• [What you need to do]: A letter-for-letter copy of the listing is required, with no pictures in it.

• [Dataset entries]:
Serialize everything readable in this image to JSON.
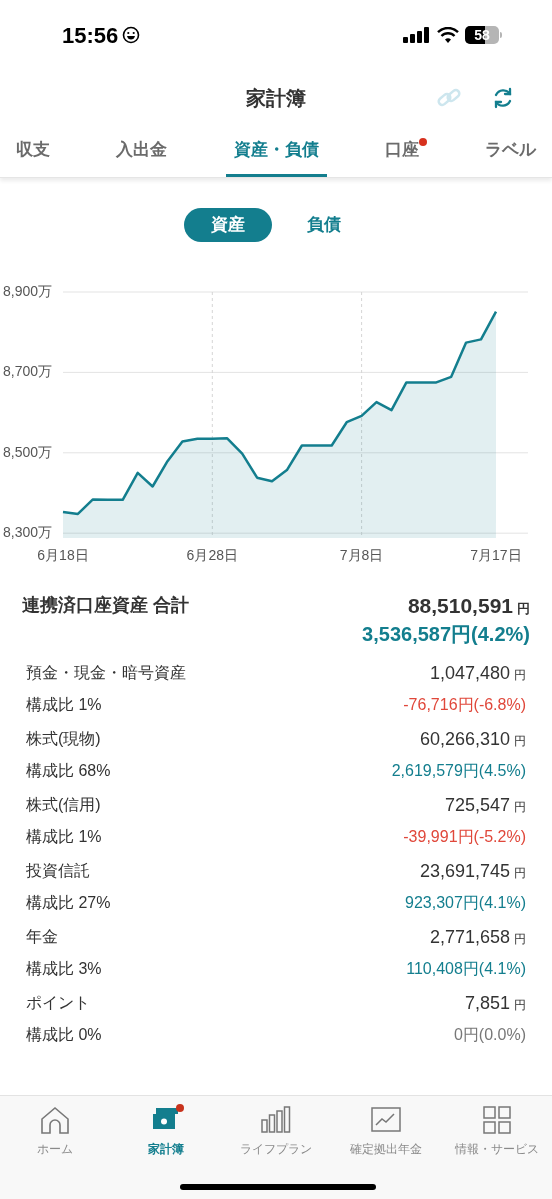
{
  "status_bar": {
    "time": "15:56",
    "battery": "58"
  },
  "header": {
    "title": "家計簿"
  },
  "tabs": [
    {
      "label": "収支",
      "selected": false,
      "badge": false
    },
    {
      "label": "入出金",
      "selected": false,
      "badge": false
    },
    {
      "label": "資産・負債",
      "selected": true,
      "badge": false
    },
    {
      "label": "口座",
      "selected": false,
      "badge": true
    },
    {
      "label": "ラベル",
      "selected": false,
      "badge": false
    }
  ],
  "segments": [
    {
      "label": "資産",
      "selected": true
    },
    {
      "label": "負債",
      "selected": false
    }
  ],
  "chart_data": {
    "type": "area",
    "categories": [
      "6月18日",
      null,
      null,
      null,
      null,
      null,
      null,
      null,
      null,
      null,
      "6月28日",
      null,
      null,
      null,
      null,
      null,
      null,
      null,
      null,
      null,
      "7月8日",
      null,
      null,
      null,
      null,
      null,
      null,
      null,
      null,
      "7月17日"
    ],
    "series": [
      {
        "color": "#137e8e",
        "values": [
          8353,
          8348,
          8384,
          8383,
          8383,
          8450,
          8416,
          8479,
          8528,
          8535,
          8535,
          8536,
          8498,
          8438,
          8429,
          8457,
          8518,
          8518,
          8518,
          8576,
          8592,
          8626,
          8606,
          8675,
          8675,
          8675,
          8689,
          8774,
          8782,
          8851
        ]
      }
    ],
    "ylim": [
      8288,
      8900
    ],
    "grid": true,
    "yticks": [
      {
        "value": 8900,
        "label": "8,900万"
      },
      {
        "value": 8700,
        "label": "8,700万"
      },
      {
        "value": 8500,
        "label": "8,500万"
      },
      {
        "value": 8300,
        "label": "8,300万"
      }
    ]
  },
  "summary": {
    "label": "連携済口座資産 合計",
    "amount": "88,510,591",
    "unit": "円",
    "change": "3,536,587円(4.2%)"
  },
  "assets": [
    {
      "name": "預金・現金・暗号資産",
      "share": "構成比 1%",
      "amount": "1,047,480",
      "unit": "円",
      "change": "-76,716円(-6.8%)",
      "kind": "down"
    },
    {
      "name": "株式(現物)",
      "share": "構成比 68%",
      "amount": "60,266,310",
      "unit": "円",
      "change": "2,619,579円(4.5%)",
      "kind": "up"
    },
    {
      "name": "株式(信用)",
      "share": "構成比 1%",
      "amount": "725,547",
      "unit": "円",
      "change": "-39,991円(-5.2%)",
      "kind": "down"
    },
    {
      "name": "投資信託",
      "share": "構成比 27%",
      "amount": "23,691,745",
      "unit": "円",
      "change": "923,307円(4.1%)",
      "kind": "up"
    },
    {
      "name": "年金",
      "share": "構成比 3%",
      "amount": "2,771,658",
      "unit": "円",
      "change": "110,408円(4.1%)",
      "kind": "up"
    },
    {
      "name": "ポイント",
      "share": "構成比 0%",
      "amount": "7,851",
      "unit": "円",
      "change": "0円(0.0%)",
      "kind": "flat"
    }
  ],
  "bottom_nav": [
    {
      "label": "ホーム",
      "kind": "home",
      "selected": false,
      "badge": false
    },
    {
      "label": "家計簿",
      "kind": "wallet",
      "selected": true,
      "badge": true
    },
    {
      "label": "ライフプラン",
      "kind": "bars",
      "selected": false,
      "badge": false
    },
    {
      "label": "確定拠出年金",
      "kind": "chart",
      "selected": false,
      "badge": false
    },
    {
      "label": "情報・サービス",
      "kind": "grid",
      "selected": false,
      "badge": false
    }
  ]
}
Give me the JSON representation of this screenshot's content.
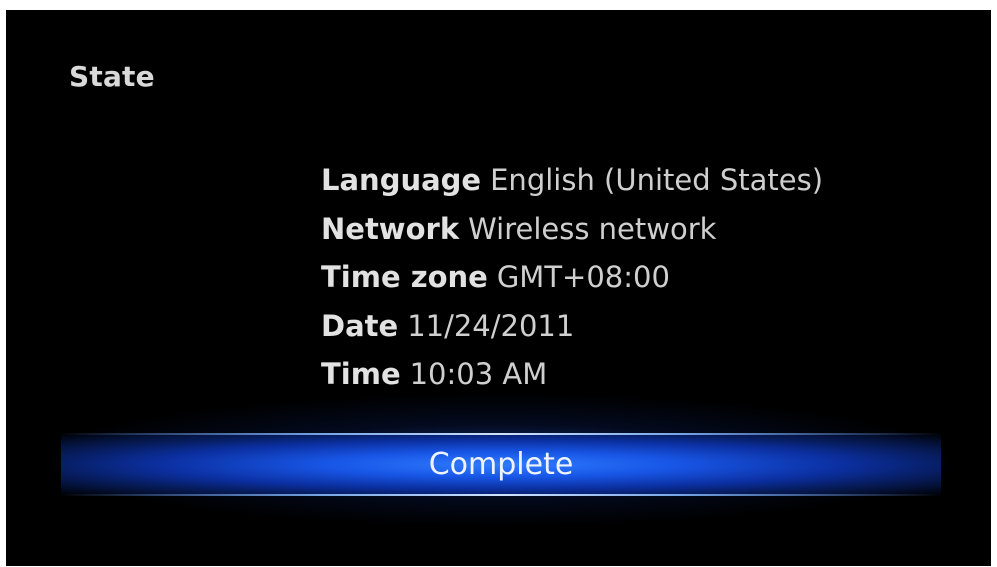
{
  "header": {
    "title": "State"
  },
  "info": {
    "rows": [
      {
        "label": "Language",
        "value": "English (United States)"
      },
      {
        "label": "Network",
        "value": "Wireless network"
      },
      {
        "label": "Time zone",
        "value": "GMT+08:00"
      },
      {
        "label": "Date",
        "value": "11/24/2011"
      },
      {
        "label": "Time",
        "value": "10:03 AM"
      }
    ]
  },
  "actions": {
    "complete_label": "Complete"
  },
  "colors": {
    "background": "#000000",
    "accent": "#1856e6",
    "text": "#d4d4d4"
  }
}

• [Response for this exercise]:
Serialize everything readable in this image to JSON.
{
  "status_bar": {
    "time": "15:56",
    "battery": "58"
  },
  "header": {
    "title": "家計簿"
  },
  "tabs": [
    {
      "label": "収支",
      "selected": false,
      "badge": false
    },
    {
      "label": "入出金",
      "selected": false,
      "badge": false
    },
    {
      "label": "資産・負債",
      "selected": true,
      "badge": false
    },
    {
      "label": "口座",
      "selected": false,
      "badge": true
    },
    {
      "label": "ラベル",
      "selected": false,
      "badge": false
    }
  ],
  "segments": [
    {
      "label": "資産",
      "selected": true
    },
    {
      "label": "負債",
      "selected": false
    }
  ],
  "chart_data": {
    "type": "area",
    "categories": [
      "6月18日",
      null,
      null,
      null,
      null,
      null,
      null,
      null,
      null,
      null,
      "6月28日",
      null,
      null,
      null,
      null,
      null,
      null,
      null,
      null,
      null,
      "7月8日",
      null,
      null,
      null,
      null,
      null,
      null,
      null,
      null,
      "7月17日"
    ],
    "series": [
      {
        "color": "#137e8e",
        "values": [
          8353,
          8348,
          8384,
          8383,
          8383,
          8450,
          8416,
          8479,
          8528,
          8535,
          8535,
          8536,
          8498,
          8438,
          8429,
          8457,
          8518,
          8518,
          8518,
          8576,
          8592,
          8626,
          8606,
          8675,
          8675,
          8675,
          8689,
          8774,
          8782,
          8851
        ]
      }
    ],
    "ylim": [
      8288,
      8900
    ],
    "grid": true,
    "yticks": [
      {
        "value": 8900,
        "label": "8,900万"
      },
      {
        "value": 8700,
        "label": "8,700万"
      },
      {
        "value": 8500,
        "label": "8,500万"
      },
      {
        "value": 8300,
        "label": "8,300万"
      }
    ]
  },
  "summary": {
    "label": "連携済口座資産 合計",
    "amount": "88,510,591",
    "unit": "円",
    "change": "3,536,587円(4.2%)"
  },
  "assets": [
    {
      "name": "預金・現金・暗号資産",
      "share": "構成比 1%",
      "amount": "1,047,480",
      "unit": "円",
      "change": "-76,716円(-6.8%)",
      "kind": "down"
    },
    {
      "name": "株式(現物)",
      "share": "構成比 68%",
      "amount": "60,266,310",
      "unit": "円",
      "change": "2,619,579円(4.5%)",
      "kind": "up"
    },
    {
      "name": "株式(信用)",
      "share": "構成比 1%",
      "amount": "725,547",
      "unit": "円",
      "change": "-39,991円(-5.2%)",
      "kind": "down"
    },
    {
      "name": "投資信託",
      "share": "構成比 27%",
      "amount": "23,691,745",
      "unit": "円",
      "change": "923,307円(4.1%)",
      "kind": "up"
    },
    {
      "name": "年金",
      "share": "構成比 3%",
      "amount": "2,771,658",
      "unit": "円",
      "change": "110,408円(4.1%)",
      "kind": "up"
    },
    {
      "name": "ポイント",
      "share": "構成比 0%",
      "amount": "7,851",
      "unit": "円",
      "change": "0円(0.0%)",
      "kind": "flat"
    }
  ],
  "bottom_nav": [
    {
      "label": "ホーム",
      "kind": "home",
      "selected": false,
      "badge": false
    },
    {
      "label": "家計簿",
      "kind": "wallet",
      "selected": true,
      "badge": true
    },
    {
      "label": "ライフプラン",
      "kind": "bars",
      "selected": false,
      "badge": false
    },
    {
      "label": "確定拠出年金",
      "kind": "chart",
      "selected": false,
      "badge": false
    },
    {
      "label": "情報・サービス",
      "kind": "grid",
      "selected": false,
      "badge": false
    }
  ]
}
Give me the JSON representation of this screenshot's content.
{
  "header": {
    "title": "State"
  },
  "info": {
    "rows": [
      {
        "label": "Language",
        "value": "English (United States)"
      },
      {
        "label": "Network",
        "value": "Wireless network"
      },
      {
        "label": "Time zone",
        "value": "GMT+08:00"
      },
      {
        "label": "Date",
        "value": "11/24/2011"
      },
      {
        "label": "Time",
        "value": "10:03 AM"
      }
    ]
  },
  "actions": {
    "complete_label": "Complete"
  },
  "colors": {
    "background": "#000000",
    "accent": "#1856e6",
    "text": "#d4d4d4"
  }
}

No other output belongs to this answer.